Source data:
>>>>
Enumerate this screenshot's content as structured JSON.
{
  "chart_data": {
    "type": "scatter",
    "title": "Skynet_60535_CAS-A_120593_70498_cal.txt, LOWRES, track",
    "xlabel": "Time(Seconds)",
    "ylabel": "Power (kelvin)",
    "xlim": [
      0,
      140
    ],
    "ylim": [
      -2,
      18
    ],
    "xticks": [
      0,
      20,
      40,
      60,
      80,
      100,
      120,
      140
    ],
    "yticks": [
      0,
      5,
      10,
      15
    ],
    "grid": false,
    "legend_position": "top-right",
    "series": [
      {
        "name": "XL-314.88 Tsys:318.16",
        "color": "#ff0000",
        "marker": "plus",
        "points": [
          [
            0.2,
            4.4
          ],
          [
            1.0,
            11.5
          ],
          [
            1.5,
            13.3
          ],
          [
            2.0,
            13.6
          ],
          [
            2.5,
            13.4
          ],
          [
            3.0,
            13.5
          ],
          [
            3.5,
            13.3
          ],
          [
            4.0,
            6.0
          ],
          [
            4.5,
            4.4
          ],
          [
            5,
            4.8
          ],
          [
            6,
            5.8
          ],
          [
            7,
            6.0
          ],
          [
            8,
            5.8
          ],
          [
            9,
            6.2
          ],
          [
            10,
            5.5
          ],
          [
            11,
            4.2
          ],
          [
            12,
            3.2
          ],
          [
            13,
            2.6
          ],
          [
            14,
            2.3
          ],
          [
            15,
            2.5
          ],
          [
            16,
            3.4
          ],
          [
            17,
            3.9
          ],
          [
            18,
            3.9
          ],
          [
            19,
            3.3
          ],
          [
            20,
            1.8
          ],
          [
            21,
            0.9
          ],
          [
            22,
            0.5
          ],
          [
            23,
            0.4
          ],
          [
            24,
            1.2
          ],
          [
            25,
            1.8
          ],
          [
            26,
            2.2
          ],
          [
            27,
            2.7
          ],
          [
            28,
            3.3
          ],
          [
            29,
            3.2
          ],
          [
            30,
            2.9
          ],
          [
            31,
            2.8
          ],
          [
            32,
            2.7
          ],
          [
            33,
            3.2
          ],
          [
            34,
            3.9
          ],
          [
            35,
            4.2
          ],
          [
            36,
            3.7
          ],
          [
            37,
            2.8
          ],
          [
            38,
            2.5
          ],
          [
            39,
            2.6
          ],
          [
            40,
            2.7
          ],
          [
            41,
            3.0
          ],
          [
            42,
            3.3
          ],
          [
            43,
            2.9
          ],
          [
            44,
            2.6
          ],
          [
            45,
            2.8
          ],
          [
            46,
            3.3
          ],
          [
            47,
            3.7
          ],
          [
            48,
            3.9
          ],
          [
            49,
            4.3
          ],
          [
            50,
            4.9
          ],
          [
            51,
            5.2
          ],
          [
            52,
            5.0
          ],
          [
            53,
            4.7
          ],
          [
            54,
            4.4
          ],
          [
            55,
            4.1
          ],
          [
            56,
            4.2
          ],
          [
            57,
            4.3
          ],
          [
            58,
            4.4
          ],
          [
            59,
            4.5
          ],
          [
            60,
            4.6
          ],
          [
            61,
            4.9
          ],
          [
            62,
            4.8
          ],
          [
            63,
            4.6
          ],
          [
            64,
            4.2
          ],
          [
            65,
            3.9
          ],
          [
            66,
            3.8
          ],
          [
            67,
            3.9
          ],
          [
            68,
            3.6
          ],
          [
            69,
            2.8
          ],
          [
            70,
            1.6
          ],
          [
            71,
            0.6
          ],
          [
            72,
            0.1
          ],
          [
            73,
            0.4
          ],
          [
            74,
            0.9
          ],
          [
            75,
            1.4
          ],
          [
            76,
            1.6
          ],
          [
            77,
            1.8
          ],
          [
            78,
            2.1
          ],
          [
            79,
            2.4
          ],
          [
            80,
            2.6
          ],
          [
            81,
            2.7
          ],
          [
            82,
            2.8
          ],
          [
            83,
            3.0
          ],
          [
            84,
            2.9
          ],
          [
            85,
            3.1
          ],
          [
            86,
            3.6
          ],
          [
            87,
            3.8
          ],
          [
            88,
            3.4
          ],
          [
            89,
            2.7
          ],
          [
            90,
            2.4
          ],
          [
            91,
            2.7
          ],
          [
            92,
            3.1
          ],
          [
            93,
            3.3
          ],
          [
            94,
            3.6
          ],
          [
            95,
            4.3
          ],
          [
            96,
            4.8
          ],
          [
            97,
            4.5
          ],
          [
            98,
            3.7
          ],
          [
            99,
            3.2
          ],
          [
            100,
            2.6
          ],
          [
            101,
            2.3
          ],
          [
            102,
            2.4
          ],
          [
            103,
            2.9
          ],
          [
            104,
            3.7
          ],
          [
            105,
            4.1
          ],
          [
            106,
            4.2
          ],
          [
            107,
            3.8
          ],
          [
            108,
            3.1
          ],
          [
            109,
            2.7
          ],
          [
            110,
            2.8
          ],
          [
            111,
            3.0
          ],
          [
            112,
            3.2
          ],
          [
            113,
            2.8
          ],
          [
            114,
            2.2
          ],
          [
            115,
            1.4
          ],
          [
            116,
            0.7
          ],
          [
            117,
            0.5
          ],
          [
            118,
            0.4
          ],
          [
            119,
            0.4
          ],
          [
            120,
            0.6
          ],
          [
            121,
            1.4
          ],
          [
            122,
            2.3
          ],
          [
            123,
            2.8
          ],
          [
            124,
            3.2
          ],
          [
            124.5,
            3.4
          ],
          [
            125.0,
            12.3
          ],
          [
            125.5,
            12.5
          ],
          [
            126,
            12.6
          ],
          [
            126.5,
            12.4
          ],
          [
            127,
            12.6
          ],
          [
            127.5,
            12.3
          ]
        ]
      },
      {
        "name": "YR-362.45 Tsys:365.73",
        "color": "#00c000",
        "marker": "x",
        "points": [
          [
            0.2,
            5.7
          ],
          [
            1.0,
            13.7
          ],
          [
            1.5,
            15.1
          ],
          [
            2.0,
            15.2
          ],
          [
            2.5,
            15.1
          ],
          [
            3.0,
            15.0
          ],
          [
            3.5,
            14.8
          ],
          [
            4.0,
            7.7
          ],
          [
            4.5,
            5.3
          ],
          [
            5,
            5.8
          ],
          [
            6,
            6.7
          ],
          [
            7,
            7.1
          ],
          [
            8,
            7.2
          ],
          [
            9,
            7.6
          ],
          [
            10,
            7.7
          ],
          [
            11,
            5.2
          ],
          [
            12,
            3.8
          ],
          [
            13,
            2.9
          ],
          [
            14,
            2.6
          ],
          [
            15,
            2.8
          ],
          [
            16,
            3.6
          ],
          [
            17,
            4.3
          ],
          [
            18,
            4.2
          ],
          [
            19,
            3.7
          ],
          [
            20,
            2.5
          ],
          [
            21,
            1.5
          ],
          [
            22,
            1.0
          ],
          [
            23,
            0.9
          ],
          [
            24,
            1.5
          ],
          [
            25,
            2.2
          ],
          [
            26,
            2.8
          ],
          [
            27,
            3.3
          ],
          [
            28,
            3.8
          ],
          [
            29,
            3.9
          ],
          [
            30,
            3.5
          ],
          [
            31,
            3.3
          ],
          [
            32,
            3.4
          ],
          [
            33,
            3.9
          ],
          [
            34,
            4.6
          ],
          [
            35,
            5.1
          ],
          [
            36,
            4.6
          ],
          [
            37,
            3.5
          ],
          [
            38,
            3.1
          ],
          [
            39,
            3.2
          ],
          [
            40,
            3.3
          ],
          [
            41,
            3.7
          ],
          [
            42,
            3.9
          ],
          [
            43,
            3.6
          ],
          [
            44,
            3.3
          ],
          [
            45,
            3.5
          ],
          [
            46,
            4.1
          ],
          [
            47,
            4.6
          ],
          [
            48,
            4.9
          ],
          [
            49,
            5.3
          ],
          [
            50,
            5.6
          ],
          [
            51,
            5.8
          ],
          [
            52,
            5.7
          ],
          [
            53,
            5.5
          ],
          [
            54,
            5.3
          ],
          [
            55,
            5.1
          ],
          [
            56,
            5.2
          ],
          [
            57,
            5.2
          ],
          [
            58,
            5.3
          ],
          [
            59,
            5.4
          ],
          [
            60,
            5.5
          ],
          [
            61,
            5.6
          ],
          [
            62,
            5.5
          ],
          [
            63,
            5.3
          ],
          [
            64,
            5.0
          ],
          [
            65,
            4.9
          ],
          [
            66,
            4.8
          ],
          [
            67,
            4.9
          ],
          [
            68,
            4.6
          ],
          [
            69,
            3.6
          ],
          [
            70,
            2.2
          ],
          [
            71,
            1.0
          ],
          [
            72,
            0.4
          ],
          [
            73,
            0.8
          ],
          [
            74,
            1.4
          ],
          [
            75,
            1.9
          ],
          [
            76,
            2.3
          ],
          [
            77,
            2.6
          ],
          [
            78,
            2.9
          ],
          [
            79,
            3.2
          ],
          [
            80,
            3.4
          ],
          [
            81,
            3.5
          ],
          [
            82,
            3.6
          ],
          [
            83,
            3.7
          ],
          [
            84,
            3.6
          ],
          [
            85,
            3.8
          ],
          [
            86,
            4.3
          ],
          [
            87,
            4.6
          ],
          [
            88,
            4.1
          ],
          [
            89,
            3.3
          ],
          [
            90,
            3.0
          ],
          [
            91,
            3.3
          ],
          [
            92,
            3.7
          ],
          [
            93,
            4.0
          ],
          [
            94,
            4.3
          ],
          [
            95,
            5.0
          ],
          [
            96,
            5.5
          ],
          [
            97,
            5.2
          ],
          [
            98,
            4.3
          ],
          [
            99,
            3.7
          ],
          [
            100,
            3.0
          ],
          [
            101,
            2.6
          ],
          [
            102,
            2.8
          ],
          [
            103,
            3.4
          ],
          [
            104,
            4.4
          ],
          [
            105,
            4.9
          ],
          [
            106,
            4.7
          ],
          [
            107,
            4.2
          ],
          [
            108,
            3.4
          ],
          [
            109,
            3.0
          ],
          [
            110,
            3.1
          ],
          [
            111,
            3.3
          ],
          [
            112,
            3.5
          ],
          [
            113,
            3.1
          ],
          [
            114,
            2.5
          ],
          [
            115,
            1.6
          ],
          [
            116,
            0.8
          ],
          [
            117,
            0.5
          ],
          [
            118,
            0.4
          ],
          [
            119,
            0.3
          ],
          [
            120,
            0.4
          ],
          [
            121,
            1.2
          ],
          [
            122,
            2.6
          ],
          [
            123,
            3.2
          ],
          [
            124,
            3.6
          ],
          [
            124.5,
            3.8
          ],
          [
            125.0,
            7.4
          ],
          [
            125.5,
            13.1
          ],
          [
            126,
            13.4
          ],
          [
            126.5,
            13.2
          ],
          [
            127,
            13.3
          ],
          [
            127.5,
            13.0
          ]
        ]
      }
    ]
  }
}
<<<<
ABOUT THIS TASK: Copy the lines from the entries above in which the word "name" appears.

RESPONSE TO THIS EXERCISE:
        "name": "XL-314.88 Tsys:318.16",
        "name": "YR-362.45 Tsys:365.73",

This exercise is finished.